By Jamie Duncan
09 Jun 2009 10:37 PM

MELBOURNE, June 9 AAP - Prime Minister Kevin Rudd says Australia's strong economic fundamentals offer a glimmer of hope the nation will escape the worst effects of the global recession.

Speaking at the National Small Business Summit in Melbourne on Tuesday night, Mr Rudd said there was no room for "simple, misty-eyed optimism" and acknowledged business owners faced "tough decisions" amid the downturn.

"But we have a rational basis for confidence in the future," he said.

"We have a rational basis to see our way through ... this global recession but also to build productivity drivers to power the Australian economy in the future, he said.

"The infrastructure we are building, the skills that we are investing in, and you - the women and men of business - taking advantage of those skills and that infrastructure in the future to give us a powerful trajectory not just for recovery, but building an stronger economy."

Mr Rudd said a reported rise in business confidence was an early sign of an economic recovery in Australia.

The National Australia Bank's monthly business survey, released on Tuesday, showed signs of improvement on global financial markets had businesses feeling more upbeat last month.

The survey's measure of business confidence rose 12 index points to minus two in May.

But the measure of business conditions fell four index points to minus 14.

A reading below zero indicates pessimists outnumber optimists.

"The increase in business confidence for May was the sharpest rise in business confidence since 1989," he told an audience of about 500 people.

"Business confidence is now at its highest level since February 2008.

"There is a long, long way to go. Again, we are not out of the woods yet.
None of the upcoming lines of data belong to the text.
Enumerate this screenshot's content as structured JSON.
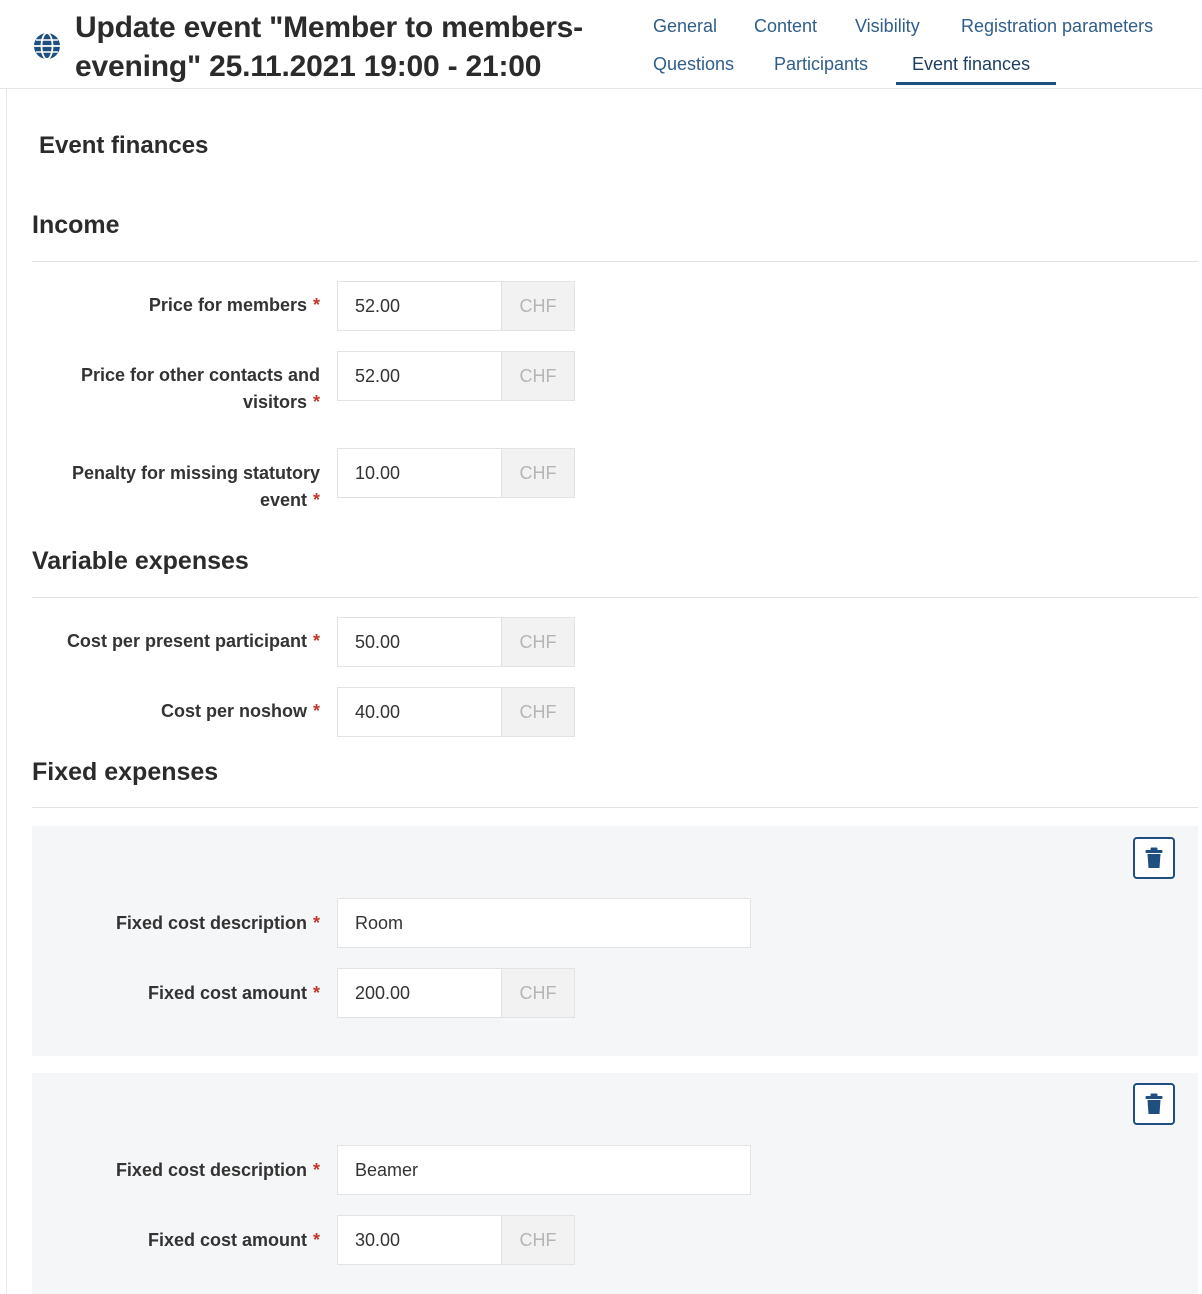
{
  "header": {
    "title": "Update event \"Member to members-evening\" 25.11.2021 19:00 - 21:00",
    "tabs": [
      {
        "label": "General",
        "active": false
      },
      {
        "label": "Content",
        "active": false
      },
      {
        "label": "Visibility",
        "active": false
      },
      {
        "label": "Registration parameters",
        "active": false
      },
      {
        "label": "Questions",
        "active": false
      },
      {
        "label": "Participants",
        "active": false
      },
      {
        "label": "Event finances",
        "active": true
      }
    ],
    "icon": "globe-icon"
  },
  "page_heading": "Event finances",
  "required_marker": "*",
  "currency": "CHF",
  "income": {
    "title": "Income",
    "fields": [
      {
        "label": "Price for members",
        "value": "52.00"
      },
      {
        "label": "Price for other contacts and visitors",
        "value": "52.00"
      },
      {
        "label": "Penalty for missing statutory event",
        "value": "10.00"
      }
    ]
  },
  "variable_expenses": {
    "title": "Variable expenses",
    "fields": [
      {
        "label": "Cost per present participant",
        "value": "50.00"
      },
      {
        "label": "Cost per noshow",
        "value": "40.00"
      }
    ]
  },
  "fixed_expenses": {
    "title": "Fixed expenses",
    "description_label": "Fixed cost description",
    "amount_label": "Fixed cost amount",
    "items": [
      {
        "description": "Room",
        "amount": "200.00"
      },
      {
        "description": "Beamer",
        "amount": "30.00"
      }
    ]
  },
  "colors": {
    "accent": "#1f4f80",
    "tab_text": "#2f5e8a",
    "required": "#c0392b",
    "card_background": "#f5f6f8"
  }
}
There may be further corrections.

"But this data suggests that Australian businesses can see some light at the end of the tunnel.

"But if the government had not acted early and decisively, Australia would already be in severe recession and the significant fall we've seen in business investment would be even sharper."